As you may have guessed by now, I don't have much to say about the current fantasy game this week. We're in that period when owners (including me) are still getting to know their teams. Any elaborate fix-ups remain weeks or months away.
At such times, my fantasy mind often drifts to the days of baseball past. I like to imagine that fantasy baseball came into being only a few years after real baseball. And I try to guess how much I would have bid on Tris Speaker or Lefty Grove or a young Dick Allen.
Early 20th century baseball would have presented quite the challenge for fantasy players, because it was incredibly top heavy. I mean, the guys who bought Ty Cobb, Honus Wagner, Speaker and maybe Nap Lajoie would have wielded enormous advantages.
You thought it was nice to own A-Rod when he hit 57 homers in 2002? Well, check out Wagner's impossibly great 1908. The raw line - .354, 10 homers, 109 RBIs - may not look that impressive. But the Pittsburgh shortstop led the National League in batting by 20 points, also led in RBIs and steals and finished second in homers and runs scored.
The fascination that year might have been the fantasy MVP race between Wagner and White Sox ace Ed Walsh. He led the American League in wins by 16 and strikeouts by 37 and posted a 1.42 ERA over 464 innings (no one else tossed more than 325). That would be like buying Johan Santana and getting half a season of Roy Halladay thrown in for fun.
Cobb may have been a deplorable human being, but boy would we have paid through the teeth for him. In 1911, for example, he led the league in just about everything, from batting at .420 to RBIs at 127 to steals at 83. Too bad he only finished tied for second in home runs.
Babe Ruth may not have been a five-category star, but when he arrived fully formed in 1920, he would have altered the fantasy landscape as much as he did the real one. Ruth would've guaranteed a category win because with 54 homers, he beat every team in the majors but his own Yankees and one other. He also led the AL in RBIs by 15 and runs by 21 while finishing a quite respectable fourth in batting at .376. If Albert Pujols went for $50 in many drafts this year, what would we have paid for Ruth? Maybe $80?
As the population expanded and the pool of available players deepened, stars quickly ceased to dominate to such mind-bending degrees.
But if you're looking for an all-time fantasy ace, check Grove's 1931 effort. In an era when hitting reigned, the Maryland native led the AL in wins by nine, strikeouts by 23 and ERA by more than half a run.
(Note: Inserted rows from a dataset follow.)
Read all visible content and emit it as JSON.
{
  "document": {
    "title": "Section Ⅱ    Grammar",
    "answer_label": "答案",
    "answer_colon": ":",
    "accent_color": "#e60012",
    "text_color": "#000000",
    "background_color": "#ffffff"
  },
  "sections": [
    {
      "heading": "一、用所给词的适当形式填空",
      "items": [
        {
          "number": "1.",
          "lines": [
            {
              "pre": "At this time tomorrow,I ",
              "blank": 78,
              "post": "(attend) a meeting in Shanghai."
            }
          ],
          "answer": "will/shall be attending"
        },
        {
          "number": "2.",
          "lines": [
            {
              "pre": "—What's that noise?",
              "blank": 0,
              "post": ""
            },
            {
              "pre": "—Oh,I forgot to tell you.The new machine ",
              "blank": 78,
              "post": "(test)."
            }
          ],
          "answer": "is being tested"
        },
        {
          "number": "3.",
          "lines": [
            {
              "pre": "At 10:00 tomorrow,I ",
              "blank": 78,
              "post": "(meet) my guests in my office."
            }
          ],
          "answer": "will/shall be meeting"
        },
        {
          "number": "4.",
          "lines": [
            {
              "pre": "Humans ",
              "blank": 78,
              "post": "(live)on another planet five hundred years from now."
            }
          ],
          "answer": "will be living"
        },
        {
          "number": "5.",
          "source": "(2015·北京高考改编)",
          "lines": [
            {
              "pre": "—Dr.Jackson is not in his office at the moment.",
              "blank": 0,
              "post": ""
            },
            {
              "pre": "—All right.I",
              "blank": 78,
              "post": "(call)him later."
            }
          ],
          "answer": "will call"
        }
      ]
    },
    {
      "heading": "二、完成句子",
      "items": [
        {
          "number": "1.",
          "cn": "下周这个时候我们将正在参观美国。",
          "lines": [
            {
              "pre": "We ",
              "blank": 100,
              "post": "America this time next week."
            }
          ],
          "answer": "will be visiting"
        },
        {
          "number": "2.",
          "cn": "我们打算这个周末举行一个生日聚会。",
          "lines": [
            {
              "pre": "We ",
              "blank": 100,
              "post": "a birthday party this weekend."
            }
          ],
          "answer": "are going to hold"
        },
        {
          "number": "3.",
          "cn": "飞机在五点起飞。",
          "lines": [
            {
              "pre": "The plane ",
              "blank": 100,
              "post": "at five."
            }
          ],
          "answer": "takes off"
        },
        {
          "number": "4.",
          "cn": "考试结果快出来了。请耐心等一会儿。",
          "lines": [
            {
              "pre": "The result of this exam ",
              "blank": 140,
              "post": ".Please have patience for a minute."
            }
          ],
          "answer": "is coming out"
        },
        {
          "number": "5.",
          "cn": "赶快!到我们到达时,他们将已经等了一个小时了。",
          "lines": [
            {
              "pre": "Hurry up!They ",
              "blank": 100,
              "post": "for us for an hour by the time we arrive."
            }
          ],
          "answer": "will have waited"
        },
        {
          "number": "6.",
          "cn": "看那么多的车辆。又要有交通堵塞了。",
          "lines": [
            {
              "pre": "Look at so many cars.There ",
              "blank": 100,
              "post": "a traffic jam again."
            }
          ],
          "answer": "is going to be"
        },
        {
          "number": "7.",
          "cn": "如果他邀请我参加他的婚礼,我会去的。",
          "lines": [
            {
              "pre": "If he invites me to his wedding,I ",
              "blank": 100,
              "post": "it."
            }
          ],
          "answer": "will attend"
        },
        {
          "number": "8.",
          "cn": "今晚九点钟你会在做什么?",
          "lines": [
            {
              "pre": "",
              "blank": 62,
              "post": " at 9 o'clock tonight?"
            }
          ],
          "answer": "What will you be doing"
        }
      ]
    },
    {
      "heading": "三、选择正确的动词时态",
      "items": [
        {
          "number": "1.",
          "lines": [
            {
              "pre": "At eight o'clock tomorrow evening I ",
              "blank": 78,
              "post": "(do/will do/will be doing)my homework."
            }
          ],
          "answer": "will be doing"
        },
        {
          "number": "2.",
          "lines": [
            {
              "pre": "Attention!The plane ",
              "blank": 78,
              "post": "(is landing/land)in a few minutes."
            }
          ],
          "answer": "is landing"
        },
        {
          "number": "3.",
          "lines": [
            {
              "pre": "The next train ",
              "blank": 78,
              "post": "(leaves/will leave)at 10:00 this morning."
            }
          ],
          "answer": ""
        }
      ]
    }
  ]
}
If Santana went for $40 this year, I'd have paid at least $50 for Grove at his peak.
It also would've been awfully nice to buy Mickey Mantle in 1956. Mantle had already established himself as a star and probably would've gone for the prices we now pay for Carlos Beltran or Carl Crawford.
Well, he proceeded to lead the majors in batting, home runs, runs scored and RBIs. Even Mantle's 10 steals would have been mighty helpful at a time when few players stole more than 20. Yes, I'm guessing he would have been the centerpiece of a fantasy champion or two that year.
The dawn of fantasy baseball was near by 1976, and it's a shame the game hadn't spread, because owners sure would have enjoyed Joe Morgan's year. The diminutive Reds second baseman finished in the NL's top five in batting, runs, homers and RBIs and stole 60 bases.
Was Morgan as great as Robinson had been 27 years earlier? I think I'd give it to Jackie by a whisker, even though his raw totals are less impressive.
Anyway, if the last 850 words have struck you as an exercise in pointless whimsy, I'm sorry. But sometimes, it's fun to live in the past.